**Recorded information:**
§ §

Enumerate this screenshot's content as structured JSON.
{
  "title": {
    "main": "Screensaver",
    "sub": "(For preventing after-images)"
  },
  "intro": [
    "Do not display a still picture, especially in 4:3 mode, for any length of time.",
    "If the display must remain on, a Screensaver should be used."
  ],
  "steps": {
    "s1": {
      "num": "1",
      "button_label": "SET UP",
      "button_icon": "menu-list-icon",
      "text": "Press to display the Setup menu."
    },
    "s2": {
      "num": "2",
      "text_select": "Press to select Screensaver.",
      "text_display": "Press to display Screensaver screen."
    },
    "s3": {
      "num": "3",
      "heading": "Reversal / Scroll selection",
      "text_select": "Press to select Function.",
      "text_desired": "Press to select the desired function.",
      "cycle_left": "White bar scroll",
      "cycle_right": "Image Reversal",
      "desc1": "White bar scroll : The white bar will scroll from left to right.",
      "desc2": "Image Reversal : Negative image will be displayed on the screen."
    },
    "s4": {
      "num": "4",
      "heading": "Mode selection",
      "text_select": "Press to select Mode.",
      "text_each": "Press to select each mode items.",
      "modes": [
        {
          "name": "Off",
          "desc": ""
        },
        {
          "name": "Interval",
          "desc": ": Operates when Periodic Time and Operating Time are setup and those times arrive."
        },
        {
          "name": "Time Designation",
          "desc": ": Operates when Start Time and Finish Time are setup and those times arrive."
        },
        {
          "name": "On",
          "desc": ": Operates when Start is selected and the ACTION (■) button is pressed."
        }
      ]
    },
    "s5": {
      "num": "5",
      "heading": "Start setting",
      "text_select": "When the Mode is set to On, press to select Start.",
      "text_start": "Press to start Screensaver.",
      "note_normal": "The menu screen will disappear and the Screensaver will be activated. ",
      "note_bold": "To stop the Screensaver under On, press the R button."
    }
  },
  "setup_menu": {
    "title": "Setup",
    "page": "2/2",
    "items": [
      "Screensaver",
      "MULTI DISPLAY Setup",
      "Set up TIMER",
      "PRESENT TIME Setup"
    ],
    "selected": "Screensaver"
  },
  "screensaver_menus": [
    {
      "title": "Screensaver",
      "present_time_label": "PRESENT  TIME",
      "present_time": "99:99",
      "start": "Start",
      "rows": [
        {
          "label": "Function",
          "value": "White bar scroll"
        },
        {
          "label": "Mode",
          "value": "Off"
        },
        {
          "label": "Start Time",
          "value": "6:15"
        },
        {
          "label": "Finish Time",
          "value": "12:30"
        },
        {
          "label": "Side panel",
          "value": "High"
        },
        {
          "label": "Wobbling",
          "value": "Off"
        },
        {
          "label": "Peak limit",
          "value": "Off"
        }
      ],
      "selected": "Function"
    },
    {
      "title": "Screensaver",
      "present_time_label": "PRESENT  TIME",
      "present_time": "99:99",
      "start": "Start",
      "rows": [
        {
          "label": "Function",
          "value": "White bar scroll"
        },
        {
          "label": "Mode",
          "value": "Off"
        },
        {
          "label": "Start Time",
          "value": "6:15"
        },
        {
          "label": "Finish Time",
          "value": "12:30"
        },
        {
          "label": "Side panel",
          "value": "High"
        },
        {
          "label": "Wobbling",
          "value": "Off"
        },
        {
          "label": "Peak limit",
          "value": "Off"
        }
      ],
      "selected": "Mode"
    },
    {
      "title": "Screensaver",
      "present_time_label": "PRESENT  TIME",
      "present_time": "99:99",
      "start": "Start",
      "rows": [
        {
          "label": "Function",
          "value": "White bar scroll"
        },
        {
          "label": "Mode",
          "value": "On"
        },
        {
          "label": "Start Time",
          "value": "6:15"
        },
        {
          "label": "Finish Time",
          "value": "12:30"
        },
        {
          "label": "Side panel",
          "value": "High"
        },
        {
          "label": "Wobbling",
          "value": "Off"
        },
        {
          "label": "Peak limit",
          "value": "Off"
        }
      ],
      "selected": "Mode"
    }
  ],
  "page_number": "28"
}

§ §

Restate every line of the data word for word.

**Exercise answer:**
Enumerate this screenshot's content as structured JSON.
{
  "title": {
    "main": "Screensaver",
    "sub": "(For preventing after-images)"
  },
  "intro": [
    "Do not display a still picture, especially in 4:3 mode, for any length of time.",
    "If the display must remain on, a Screensaver should be used."
  ],
  "steps": {
    "s1": {
      "num": "1",
      "button_label": "SET UP",
      "button_icon": "menu-list-icon",
      "text": "Press to display the Setup menu."
    },
    "s2": {
      "num": "2",
      "text_select": "Press to select Screensaver.",
      "text_display": "Press to display Screensaver screen."
    },
    "s3": {
      "num": "3",
      "heading": "Reversal / Scroll selection",
      "text_select": "Press to select Function.",
      "text_desired": "Press to select the desired function.",
      "cycle_left": "White bar scroll",
      "cycle_right": "Image Reversal",
      "desc1": "White bar scroll : The white bar will scroll from left to right.",
      "desc2": "Image Reversal : Negative image will be displayed on the screen."
    },
    "s4": {
      "num": "4",
      "heading": "Mode selection",
      "text_select": "Press to select Mode.",
      "text_each": "Press to select each mode items.",
      "modes": [
        {
          "name": "Off",
          "desc": ""
        },
        {
          "name": "Interval",
          "desc": ": Operates when Periodic Time and Operating Time are setup and those times arrive."
        },
        {
          "name": "Time Designation",
          "desc": ": Operates when Start Time and Finish Time are setup and those times arrive."
        },
        {
          "name": "On",
          "desc": ": Operates when Start is selected and the ACTION (■) button is pressed."
        }
      ]
    },
    "s5": {
      "num": "5",
      "heading": "Start setting",
      "text_select": "When the Mode is set to On, press to select Start.",
      "text_start": "Press to start Screensaver.",
      "note_normal": "The menu screen will disappear and the Screensaver will be activated. ",
      "note_bold": "To stop the Screensaver under On, press the R button."
    }
  },
  "setup_menu": {
    "title": "Setup",
    "page": "2/2",
    "items": [
      "Screensaver",
      "MULTI DISPLAY Setup",
      "Set up TIMER",
      "PRESENT TIME Setup"
    ],
    "selected": "Screensaver"
  },
  "screensaver_menus": [
    {
      "title": "Screensaver",
      "present_time_label": "PRESENT  TIME",
      "present_time": "99:99",
      "start": "Start",
      "rows": [
        {
          "label": "Function",
          "value": "White bar scroll"
        },
        {
          "label": "Mode",
          "value": "Off"
        },
        {
          "label": "Start Time",
          "value": "6:15"
        },
        {
          "label": "Finish Time",
          "value": "12:30"
        },
        {
          "label": "Side panel",
          "value": "High"
        },
        {
          "label": "Wobbling",
          "value": "Off"
        },
        {
          "label": "Peak limit",
          "value": "Off"
        }
      ],
      "selected": "Function"
    },
    {
      "title": "Screensaver",
      "present_time_label": "PRESENT  TIME",
      "present_time": "99:99",
      "start": "Start",
      "rows": [
        {
          "label": "Function",
          "value": "White bar scroll"
        },
        {
          "label": "Mode",
          "value": "Off"
        },
        {
          "label": "Start Time",
          "value": "6:15"
        },
        {
          "label": "Finish Time",
          "value": "12:30"
        },
        {
          "label": "Side panel",
          "value": "High"
        },
        {
          "label": "Wobbling",
          "value": "Off"
        },
        {
          "label": "Peak limit",
          "value": "Off"
        }
      ],
      "selected": "Mode"
    },
    {
      "title": "Screensaver",
      "present_time_label": "PRESENT  TIME",
      "present_time": "99:99",
      "start": "Start",
      "rows": [
        {
          "label": "Function",
          "value": "White bar scroll"
        },
        {
          "label": "Mode",
          "value": "On"
        },
        {
          "label": "Start Time",
          "value": "6:15"
        },
        {
          "label": "Finish Time",
          "value": "12:30"
        },
        {
          "label": "Side panel",
          "value": "High"
        },
        {
          "label": "Wobbling",
          "value": "Off"
        },
        {
          "label": "Peak limit",
          "value": "Off"
        }
      ],
      "selected": "Mode"
    }
  ],
  "page_number": "28"
}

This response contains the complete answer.